I just wish they would do something new to really make me feel like part of the story. Road to the Show has become a mode strictly for “I have 5 minutes to kill, let me jump in.” I don’t care about my custom handmade player at all, because the game doesn’t give me any reason to. I’m happy when he hits a home run, sure, but I wish there were some repercussions for my actions, both on the field and off. Perhaps things will improve in later installments, but as the years roll on, I am starting to lose hope rapidly.


Al: MLB 23 sees the return of Boog Sciambi and Chris Singleton as your commentary team and boy are they even better than last year. They feel more ingrained in the experience and I finally feel like we are moving away from the decades-old model of “this is a major sports game we need to get _____ to make it legit” to a more grounded “this is a game that is standing on its own two feet”. There were moments when it came to the audio cues that I absolutely loved. In addition to the returning presentation features, there are refined elements such as the regional sports network themes. For each team, there is a unique presentation style for said team. An example is the Atlanta Braves having a four-road sign with notable Braves such as Henry Aaron, Greg Maddux, and more being listed in Jersey number and name only.

MLB The Show 23 Franchise Mode

Graydon: Quite possibly my favorite feature of MLB The Show 23 is the new and improved animation system. If you thought the game looked realistic before, feast your eyes on this puppy. Everything from alternate camera angles for improved replays to the way players go leaping and sliding after the ball works to enhance the gameplay. I found myself barely skipping transitions, as the look of the crowd and the sound of the commentators made everything feel so full of life. One could easily sit down next to you and watch MLB 23 as if it were a real-life baseball game on television. Not to mention, the wider array of swing animations, home run celebrations, etc. All of these features come together to produce a sports game experience like no other. Oozing with charm, there’s no wonder why I can feel myself being drawn to this year’s installment. It’s a game I will pick up to play again and again.

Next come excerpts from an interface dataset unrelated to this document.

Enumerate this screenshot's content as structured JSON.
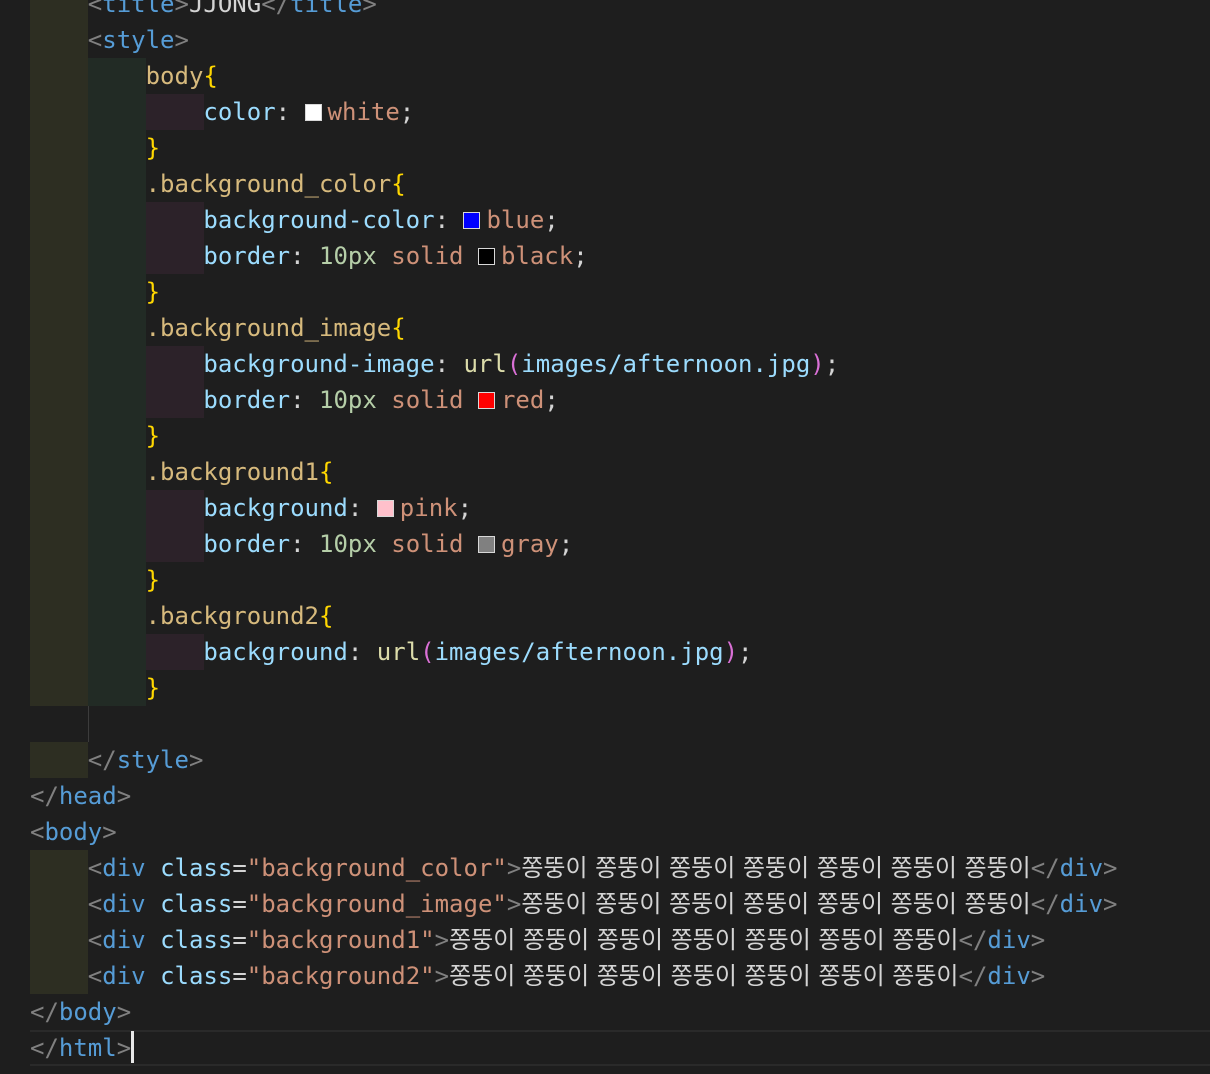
{
  "editor": {
    "lines": {
      "title_text": "JJONG",
      "title_tag": "title",
      "style_tag": "style",
      "head_tag": "head",
      "body_tag": "body",
      "html_tag": "html",
      "div_tag": "div",
      "class_attr": "class",
      "body_selector": "body",
      "sel_bg_color": ".background_color",
      "sel_bg_image": ".background_image",
      "sel_bg1": ".background1",
      "sel_bg2": ".background2",
      "prop_color": "color",
      "prop_bg_color": "background-color",
      "prop_bg_image": "background-image",
      "prop_border": "border",
      "prop_background": "background",
      "val_white": "white",
      "val_blue": "blue",
      "val_black": "black",
      "val_red": "red",
      "val_pink": "pink",
      "val_gray": "gray",
      "val_10px": "10px",
      "val_solid": "solid",
      "val_url_fn": "url",
      "val_url_path": "images/afternoon.jpg",
      "str_bg_color": "\"background_color\"",
      "str_bg_image": "\"background_image\"",
      "str_bg1": "\"background1\"",
      "str_bg2": "\"background2\"",
      "div_text": "쫑뚱이 쫑뚱이 쫑뚱이 쫑뚱이 쫑뚱이 쫑뚱이 쫑뚱이"
    },
    "swatches": {
      "white": "#ffffff",
      "blue": "#0000ff",
      "black": "#000000",
      "red": "#ff0000",
      "pink": "#ffc0cb",
      "gray": "#808080"
    }
  }
}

With annual franchises like MLB The Show, the most you can feasibly ask for with each installment is continued attention to detail and a clear display of respect for the sport. Sony San Diego definitely delivered on this with The Show 23, providing new modes that delve into baseball’s history, as well as updating the format for modern day fans. While not perfect in its execution, MLB The Show 23 is yet another example of the franchise maintaining a strong presence in the ever expanding sports-sim genre. While it may not hit the peaks of past games, San Diego Studio is making a new legacy for the expanded audience of MLB The Show.”